N18-I06 Northern & Transboundary Sockeye Salmon Matched Scale-Tissue Sampling Report

N17-I07 Northern & Transboundary Sockeye Salmon Matched Scale-Tissue Sampling Report

N16-I05 Northern & Transboundary Sockeye Matched Scale-Tissue Sampling. Year 9

N15-I08 Northern and Transboundary Sockeye Matched Scale-Tissue Sampling. Year 8

N14-I07 Northern and Transboundary Sockeye Matched Scale-Tissue Sampling. Year 7

N13-I07 Northern and Transboundary Sockeye Matched Scale-Tissue Sampling. Year 6

N12-I05 Northern and Transboundary Sockeye Matched Scale-Tissue Sampling. Year 5

N11-I13 Northern and Transboundary Sockeye Matched Scale-Tissue Sampling. Year 4

N10-I10 Northern and Transboundary Sockeye Matched Scale-Tissue Sampling. Year 3

N08-I12 Northern and Transboundary Sockeye Matched Scale-Tissue Sampling. Year 2

N07-I25 Northern and Transboundary Sockeye Salmon Matched Scale-Tissue Sampling

 

Genetic Stock Identification of Districts 106, 108 and 111 Sockeye

Sockeye runs from the Stikine and Taku rivers in Southeast Alaska are harvested in Canadian aboriginal, recreational, and commercial gillnet fisheries, and in US subsistence, personal use, and commercial gillnet fisheries. In the US, commercial gillnet fisheries in Districts 106 and 108 harvest wild stocks of sockeye salmon bound for Southeast Alaska island and mainland lakes, and for lakes and tributaries in the Stikine, Nass, and Skeena River drainages, while fisheries in District 111 harvest wild stocks of sockeye primarily bound for systems in the Taku River or to Crescent and Speel lakes in Alaska. Significant numbers of enhanced sockeye salmon bound for release sites in the Stikine and Taku rivers or to Snettisham Hatchery are also caught in these fisheries. Catches of Stikine and Taku river sockeye salmon stocks in Districts 106, 108 and 111 gillnet fisheries and the U.S. Stikine subsistence fishery are subject to a harvest sharing agreement outlined in Annex IV of the Pacific Salmon Treaty, in which the US is allowed 50% of the Total Allowable Catch of Stikine River and a variable proportion of Taku River sockeye salmon depending on the return of enhanced fish. Stock contribution estimates are critical to document compliance with the harvest sharing agreements, reconstruct runs of wild stocks, estimate the return of enhanced fish, forecast upcoming returns, and support sustainable management.
Genetic stock identification (GSI) is the preferred method for estimating stock contributions in fisheries in and near the Stikine and Taku rivers, and has been in use for transboundary management since 2011. GSI has improved estimates compared to past methods (scale pattern analysis), and is less logistically complex, less labor intensive, less expensive, more accurate, and delivers more timely results at a finer resolution.
This project has been conducting GSI analysis on sockeye salmon tissue samples collected from commercial gillnet fisheries in areas in and near the Stikine and Taku rivers in Southeast Alaska since 2012. The analysis will be focused on tissue samples collected in Districts 106, 108, and 111.

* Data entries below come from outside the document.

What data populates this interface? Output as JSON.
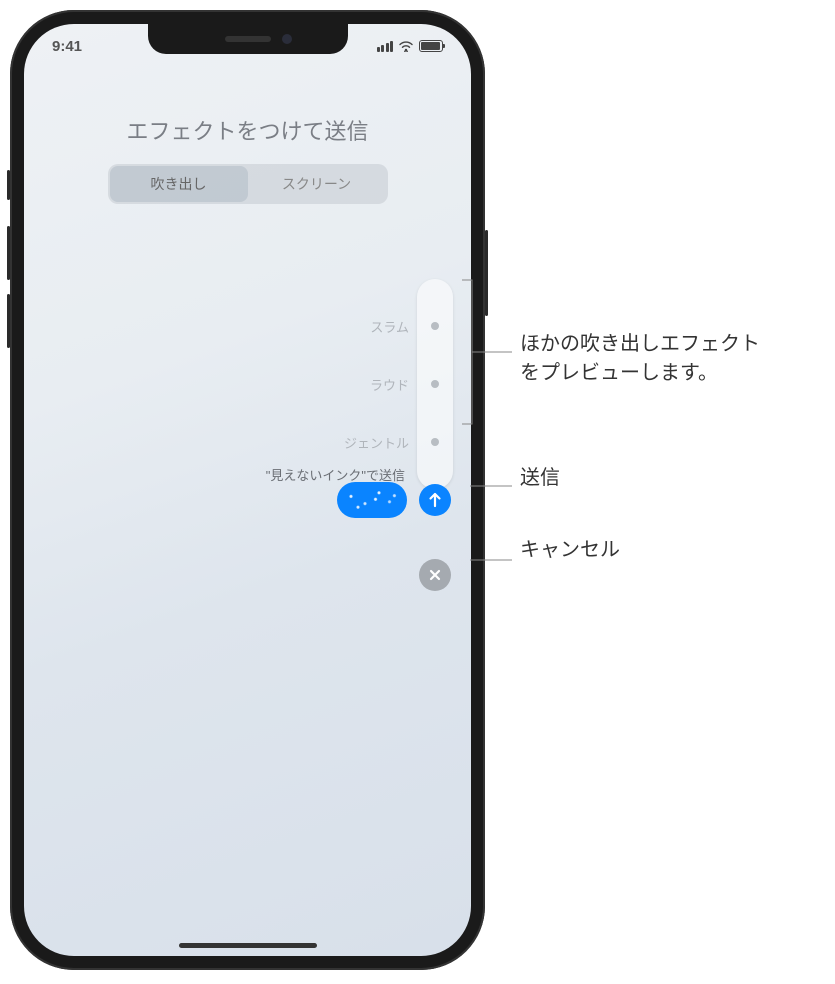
{
  "status": {
    "time": "9:41"
  },
  "header": {
    "title": "エフェクトをつけて送信"
  },
  "segments": {
    "bubble": "吹き出し",
    "screen": "スクリーン"
  },
  "effects": {
    "slam": "スラム",
    "loud": "ラウド",
    "gentle": "ジェントル",
    "invisible_ink_send": "\"見えないインク\"で送信"
  },
  "annotations": {
    "preview_line1": "ほかの吹き出しエフェクト",
    "preview_line2": "をプレビューします。",
    "send": "送信",
    "cancel": "キャンセル"
  }
}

N17-I06 Mixed stock analysis of U.S. Districts 106, 108, and 111 sockeye salmon gillnet fisheries Report

N16-I06 Genetic Stock Identification of Districts 106, 108 and 111 Sockeye Report 2016